[Dataset rows for apps and sites]
*** Begin section ***
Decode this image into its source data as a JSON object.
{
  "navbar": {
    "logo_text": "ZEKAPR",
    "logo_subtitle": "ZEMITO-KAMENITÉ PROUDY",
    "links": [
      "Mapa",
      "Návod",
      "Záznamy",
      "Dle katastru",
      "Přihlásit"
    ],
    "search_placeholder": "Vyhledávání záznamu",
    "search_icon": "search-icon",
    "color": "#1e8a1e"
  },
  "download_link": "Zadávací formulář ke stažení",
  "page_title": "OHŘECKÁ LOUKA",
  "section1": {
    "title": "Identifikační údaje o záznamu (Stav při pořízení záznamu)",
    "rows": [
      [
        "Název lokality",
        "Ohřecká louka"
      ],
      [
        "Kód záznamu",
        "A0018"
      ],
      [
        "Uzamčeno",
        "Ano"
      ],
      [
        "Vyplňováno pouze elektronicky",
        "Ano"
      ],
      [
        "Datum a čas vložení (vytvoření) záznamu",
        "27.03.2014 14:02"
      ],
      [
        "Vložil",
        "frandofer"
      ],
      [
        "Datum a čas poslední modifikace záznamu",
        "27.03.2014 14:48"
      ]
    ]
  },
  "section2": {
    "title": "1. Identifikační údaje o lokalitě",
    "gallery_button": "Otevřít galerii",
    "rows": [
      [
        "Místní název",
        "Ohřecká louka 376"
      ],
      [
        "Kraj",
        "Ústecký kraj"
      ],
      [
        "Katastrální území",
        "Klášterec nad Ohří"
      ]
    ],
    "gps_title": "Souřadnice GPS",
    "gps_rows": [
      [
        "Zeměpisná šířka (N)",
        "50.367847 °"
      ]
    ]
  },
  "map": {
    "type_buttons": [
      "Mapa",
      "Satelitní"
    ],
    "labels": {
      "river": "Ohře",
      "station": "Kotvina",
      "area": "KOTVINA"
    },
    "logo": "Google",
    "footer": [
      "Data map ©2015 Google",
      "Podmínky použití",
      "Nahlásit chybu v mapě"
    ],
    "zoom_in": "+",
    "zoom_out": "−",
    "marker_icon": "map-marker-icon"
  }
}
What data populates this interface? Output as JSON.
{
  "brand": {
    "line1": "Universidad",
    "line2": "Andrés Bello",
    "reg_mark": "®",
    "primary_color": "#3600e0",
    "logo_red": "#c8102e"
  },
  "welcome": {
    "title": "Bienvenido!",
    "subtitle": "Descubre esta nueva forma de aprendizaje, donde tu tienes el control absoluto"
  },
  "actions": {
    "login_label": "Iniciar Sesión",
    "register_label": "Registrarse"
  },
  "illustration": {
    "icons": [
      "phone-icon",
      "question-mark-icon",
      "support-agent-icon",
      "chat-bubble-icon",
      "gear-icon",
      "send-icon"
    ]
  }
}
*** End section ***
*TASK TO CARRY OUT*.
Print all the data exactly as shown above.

*ANSWER SPACE*.
Decode this image into its source data as a JSON object.
{
  "navbar": {
    "logo_text": "ZEKAPR",
    "logo_subtitle": "ZEMITO-KAMENITÉ PROUDY",
    "links": [
      "Mapa",
      "Návod",
      "Záznamy",
      "Dle katastru",
      "Přihlásit"
    ],
    "search_placeholder": "Vyhledávání záznamu",
    "search_icon": "search-icon",
    "color": "#1e8a1e"
  },
  "download_link": "Zadávací formulář ke stažení",
  "page_title": "OHŘECKÁ LOUKA",
  "section1": {
    "title": "Identifikační údaje o záznamu (Stav při pořízení záznamu)",
    "rows": [
      [
        "Název lokality",
        "Ohřecká louka"
      ],
      [
        "Kód záznamu",
        "A0018"
      ],
      [
        "Uzamčeno",
        "Ano"
      ],
      [
        "Vyplňováno pouze elektronicky",
        "Ano"
      ],
      [
        "Datum a čas vložení (vytvoření) záznamu",
        "27.03.2014 14:02"
      ],
      [
        "Vložil",
        "frandofer"
      ],
      [
        "Datum a čas poslední modifikace záznamu",
        "27.03.2014 14:48"
      ]
    ]
  },
  "section2": {
    "title": "1. Identifikační údaje o lokalitě",
    "gallery_button": "Otevřít galerii",
    "rows": [
      [
        "Místní název",
        "Ohřecká louka 376"
      ],
      [
        "Kraj",
        "Ústecký kraj"
      ],
      [
        "Katastrální území",
        "Klášterec nad Ohří"
      ]
    ],
    "gps_title": "Souřadnice GPS",
    "gps_rows": [
      [
        "Zeměpisná šířka (N)",
        "50.367847 °"
      ]
    ]
  },
  "map": {
    "type_buttons": [
      "Mapa",
      "Satelitní"
    ],
    "labels": {
      "river": "Ohře",
      "station": "Kotvina",
      "area": "KOTVINA"
    },
    "logo": "Google",
    "footer": [
      "Data map ©2015 Google",
      "Podmínky použití",
      "Nahlásit chybu v mapě"
    ],
    "zoom_in": "+",
    "zoom_out": "−",
    "marker_icon": "map-marker-icon"
  }
}
What data populates this interface? Output as JSON.
{
  "brand": {
    "line1": "Universidad",
    "line2": "Andrés Bello",
    "reg_mark": "®",
    "primary_color": "#3600e0",
    "logo_red": "#c8102e"
  },
  "welcome": {
    "title": "Bienvenido!",
    "subtitle": "Descubre esta nueva forma de aprendizaje, donde tu tienes el control absoluto"
  },
  "actions": {
    "login_label": "Iniciar Sesión",
    "register_label": "Registrarse"
  },
  "illustration": {
    "icons": [
      "phone-icon",
      "question-mark-icon",
      "support-agent-icon",
      "chat-bubble-icon",
      "gear-icon",
      "send-icon"
    ]
  }
}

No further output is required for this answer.